A: It appears to be about as deadly as usual flu viruses--but with the major caveat that younger people are hardest hit. CDC reports 263 deaths and 40,000 confirmed cases in the US, but expects that over 1 million have been infected. The UK reported its 15th death on July 10, with 9,718 confirmed cases. Reuters reported this was the first entirely healthy person with H1N1 in the UK to have died. But on July 17, the UK announced there have been 55,000 cases and 29 deaths.
This virus probably spreads more easily than recent flu virus strains, since few people (mainly those in their 50s or older) appear to have any pre-existing immunity. There is no evidence the virus has become more virulent since the pandemic began.
CDC announced that pandemic flu activity has dropped for the third week in a row on July 17, though cases are apparently climbing across the pond.
Q: How can it be effectively treated?
A: I have seen no study of the effectiveness, if any, of Tamiflu (Oseltamvir) or Relenza (Zanamivir) against Swine H1N1. According to the manufacturer's label, Tamiflu reduced the duration of (non-pandemic) influenza symptoms by 1.3 days compared to patients receiving placebo in prelicensure clinical trials. Whether it can save lives remains an open question. From the London Times:
"The most comprehensive scientific assessment of Tamiflu and Relenza, produced by the Cochrane Collaboration this year, found that though they were effective in preventing or curtailing symptoms and complications of seasonal influenza, it was currently impossible to gauge their effectiveness in a pandemic, and little evidence to suggest that they would stop its spread. But it still recommended their use. For the time being, they’re the best we’ve got. "CDC, with the most extensive data on Swine H1N1 deaths of any country, has still not informed clinicians of the causes of death and effective treatments.

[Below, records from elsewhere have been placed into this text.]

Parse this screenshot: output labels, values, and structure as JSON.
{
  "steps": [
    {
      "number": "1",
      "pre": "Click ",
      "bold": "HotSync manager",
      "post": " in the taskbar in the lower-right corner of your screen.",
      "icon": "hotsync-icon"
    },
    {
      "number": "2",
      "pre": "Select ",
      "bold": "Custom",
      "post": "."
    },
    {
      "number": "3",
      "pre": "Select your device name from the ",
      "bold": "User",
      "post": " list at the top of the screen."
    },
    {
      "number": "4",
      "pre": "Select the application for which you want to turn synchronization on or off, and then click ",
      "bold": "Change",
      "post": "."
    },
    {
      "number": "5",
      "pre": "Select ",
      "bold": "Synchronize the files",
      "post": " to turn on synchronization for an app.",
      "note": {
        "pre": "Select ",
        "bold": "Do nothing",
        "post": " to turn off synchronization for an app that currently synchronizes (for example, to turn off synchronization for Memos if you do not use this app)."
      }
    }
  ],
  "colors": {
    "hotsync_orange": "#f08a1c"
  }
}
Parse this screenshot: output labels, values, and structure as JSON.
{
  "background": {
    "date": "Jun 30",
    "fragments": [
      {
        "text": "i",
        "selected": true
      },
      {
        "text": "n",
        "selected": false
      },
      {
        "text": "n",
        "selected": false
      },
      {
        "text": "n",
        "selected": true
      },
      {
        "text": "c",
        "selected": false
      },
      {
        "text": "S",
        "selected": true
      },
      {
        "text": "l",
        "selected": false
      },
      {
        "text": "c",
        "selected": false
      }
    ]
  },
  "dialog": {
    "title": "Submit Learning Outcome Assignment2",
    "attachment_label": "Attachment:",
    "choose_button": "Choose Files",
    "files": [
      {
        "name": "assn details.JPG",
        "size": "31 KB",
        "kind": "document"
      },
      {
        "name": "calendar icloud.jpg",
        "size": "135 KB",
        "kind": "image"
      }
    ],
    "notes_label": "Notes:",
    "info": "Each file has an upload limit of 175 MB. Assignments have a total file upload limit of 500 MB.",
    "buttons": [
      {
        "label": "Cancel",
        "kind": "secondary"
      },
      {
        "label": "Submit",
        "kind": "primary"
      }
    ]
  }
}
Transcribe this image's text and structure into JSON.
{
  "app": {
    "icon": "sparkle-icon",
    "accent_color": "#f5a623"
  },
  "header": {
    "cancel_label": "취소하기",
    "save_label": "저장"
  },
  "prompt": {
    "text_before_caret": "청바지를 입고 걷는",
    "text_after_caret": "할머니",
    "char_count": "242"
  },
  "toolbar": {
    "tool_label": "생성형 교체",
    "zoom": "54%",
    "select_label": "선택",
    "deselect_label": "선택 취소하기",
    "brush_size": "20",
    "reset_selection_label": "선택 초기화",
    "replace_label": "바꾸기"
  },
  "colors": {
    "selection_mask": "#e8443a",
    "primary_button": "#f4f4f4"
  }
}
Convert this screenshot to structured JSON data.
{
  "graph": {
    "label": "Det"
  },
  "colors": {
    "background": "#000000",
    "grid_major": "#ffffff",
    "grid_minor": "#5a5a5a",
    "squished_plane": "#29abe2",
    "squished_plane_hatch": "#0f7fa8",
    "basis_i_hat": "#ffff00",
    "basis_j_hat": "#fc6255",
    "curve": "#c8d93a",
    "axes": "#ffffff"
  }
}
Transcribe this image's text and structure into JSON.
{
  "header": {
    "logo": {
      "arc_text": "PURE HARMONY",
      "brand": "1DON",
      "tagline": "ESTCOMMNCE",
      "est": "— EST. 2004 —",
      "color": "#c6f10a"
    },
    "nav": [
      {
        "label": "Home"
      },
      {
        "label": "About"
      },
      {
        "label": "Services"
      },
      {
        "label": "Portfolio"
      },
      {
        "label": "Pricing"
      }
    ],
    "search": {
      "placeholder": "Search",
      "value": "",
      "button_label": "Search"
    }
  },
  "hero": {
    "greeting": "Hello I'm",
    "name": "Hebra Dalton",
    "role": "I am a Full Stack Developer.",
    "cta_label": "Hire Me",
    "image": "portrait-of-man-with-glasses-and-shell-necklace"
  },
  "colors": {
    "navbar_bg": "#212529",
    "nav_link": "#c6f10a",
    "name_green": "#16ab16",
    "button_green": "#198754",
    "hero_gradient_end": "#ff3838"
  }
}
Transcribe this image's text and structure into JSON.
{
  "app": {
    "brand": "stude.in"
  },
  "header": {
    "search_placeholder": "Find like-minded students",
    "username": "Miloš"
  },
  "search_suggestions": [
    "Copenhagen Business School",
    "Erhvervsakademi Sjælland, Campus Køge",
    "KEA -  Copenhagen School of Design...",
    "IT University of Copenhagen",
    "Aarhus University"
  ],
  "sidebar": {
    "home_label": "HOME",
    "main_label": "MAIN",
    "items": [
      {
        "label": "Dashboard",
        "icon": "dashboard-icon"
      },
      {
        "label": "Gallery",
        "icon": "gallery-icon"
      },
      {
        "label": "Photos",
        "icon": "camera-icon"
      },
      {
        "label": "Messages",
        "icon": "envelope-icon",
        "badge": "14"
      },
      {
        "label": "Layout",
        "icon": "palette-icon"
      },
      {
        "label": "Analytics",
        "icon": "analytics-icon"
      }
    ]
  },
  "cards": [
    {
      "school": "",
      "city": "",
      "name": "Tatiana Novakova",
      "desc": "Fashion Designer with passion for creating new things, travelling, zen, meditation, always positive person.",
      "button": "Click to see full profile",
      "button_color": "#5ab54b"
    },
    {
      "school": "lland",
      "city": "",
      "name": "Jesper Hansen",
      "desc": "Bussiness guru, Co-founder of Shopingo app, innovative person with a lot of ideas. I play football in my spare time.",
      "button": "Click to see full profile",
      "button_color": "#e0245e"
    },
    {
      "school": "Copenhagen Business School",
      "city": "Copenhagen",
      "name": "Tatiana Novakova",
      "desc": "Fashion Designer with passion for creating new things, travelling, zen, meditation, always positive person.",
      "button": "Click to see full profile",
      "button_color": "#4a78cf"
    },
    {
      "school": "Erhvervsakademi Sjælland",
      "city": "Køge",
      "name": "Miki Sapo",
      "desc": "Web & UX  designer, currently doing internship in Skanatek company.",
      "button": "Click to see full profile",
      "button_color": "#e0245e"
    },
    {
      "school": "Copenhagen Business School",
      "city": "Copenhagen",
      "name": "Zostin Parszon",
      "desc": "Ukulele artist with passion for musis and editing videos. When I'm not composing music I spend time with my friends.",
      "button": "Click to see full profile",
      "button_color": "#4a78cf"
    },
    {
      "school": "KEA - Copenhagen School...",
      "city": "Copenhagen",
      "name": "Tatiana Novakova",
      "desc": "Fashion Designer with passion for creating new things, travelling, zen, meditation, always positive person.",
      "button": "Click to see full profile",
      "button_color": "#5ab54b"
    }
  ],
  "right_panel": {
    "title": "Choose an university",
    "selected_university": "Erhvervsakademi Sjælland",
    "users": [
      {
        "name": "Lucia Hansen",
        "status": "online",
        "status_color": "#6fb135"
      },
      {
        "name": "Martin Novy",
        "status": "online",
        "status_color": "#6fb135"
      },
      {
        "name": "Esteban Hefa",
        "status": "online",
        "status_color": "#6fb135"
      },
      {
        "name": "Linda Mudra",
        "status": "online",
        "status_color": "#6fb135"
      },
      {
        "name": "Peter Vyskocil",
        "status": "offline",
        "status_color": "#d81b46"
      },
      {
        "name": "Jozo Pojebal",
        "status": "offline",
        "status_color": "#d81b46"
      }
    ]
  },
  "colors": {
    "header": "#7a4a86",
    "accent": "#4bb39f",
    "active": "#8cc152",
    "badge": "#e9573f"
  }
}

Fortunately, the Australian government has provided this guidance to their clinicians.
Q: Will Swine H1N1 develop resistance to Tamiflu?
A: Probably. There are already a few reports of resistance from 3 countries. The different H1N1 virus that caused most of last year's influenza cases, and was predicted to return (the 2009-10 flu vaccine was formulated against it and two other viruses) was virtually 100% resistant to Tamiflu, and resistant to Relenza as well.
After receiving a course of Tamiflu, from 1.3% to 8.6% of post-treatment viral isolates showed Tamiflu resistance, according to the Tamiflu label. So resistance is likely to spread soon.
Q: Does anticipation of Tamiflu resistance make the need for vaccine more urgent?
A: Not really, since we do not know if Tamiflu is helping to prevent serious illness and deaths.
Q: Isn't a vaccine a necessity?
A: A safe and effective vaccine against this new pandemic virus would be wonderful, especially for high-risk individuals.
The problem with a vaccine is that governments want one available very quickly. The UK expects to have some vaccine available by the end of August (yes, that is only 6 weeks from now). The US hopes to begin vaccinations in late September or October. But achieving that kind of speed creates a host of problems that are being discussed by vaccine and public health professionals, outside public view.
If you want a new vaccine, designed against a never-before-seen virus, you will not know how effective and safe it is until you test it. But with the virus upon us, every week of testing sets back its use by a week. If the vaccine were to undergo the usual duration of testing, it might not be available for years. That is not acceptable to WHO and other public health agencies.
If you want at least a billion doses (which would correspond to one dose per person in the wealthy countries of the world) it will take a number of months for production under the best of circumstances. But today's circumstances are not the best. The CDC-supplied attenuated virus is producing a disappointingly low pandemic flu vaccine yield.
But there is a way out. It involves using novel adjuvants along with vaccine antigens. These adjuvants stimulate the immune response considerably. You require a lot less vaccine antigen with a new adjuvant (an estimated 1/5th as much), and there are even hopes that the immunity induced will be broader and stronger than with standard vaccinations. The immunity might even be effective against a mutated, more virulent virus. There is just one catch: the adjuvants that could induce such strong immunity may not be safe. Or they may be unsafe in certain patient populations, such as infants and/or those genetically predisposed to autoimmunity.
In December 2008, only 7 months ago, FDA and NIH held a 2-day meeting to discuss the types of research that could be done to evaluate the safety of such adjuvants. Then, unexpectedly, the H1N1 pandemic hit. And the plans that were slowly progressing to respond to an avian flu epidemic in the far future suddenly switched into prime time, absent the desired safety data.
Two new adjuvants being prepared for a pandemic flu vaccine (ASO3 and MF59) contain "oil in water" emulsions. The oil is squalene, which is a cholesterol precursor. However, when injected, squalene may cause arthritis or autoimmune effects. The US government recently promised to purchase 119 million doses of ASO3 and MF59, made by Glaxo-Smith Kline and Novartis, for new pandemic flu vaccines.
This is a very complex subject and I will be writing a lot more about it in the next few days.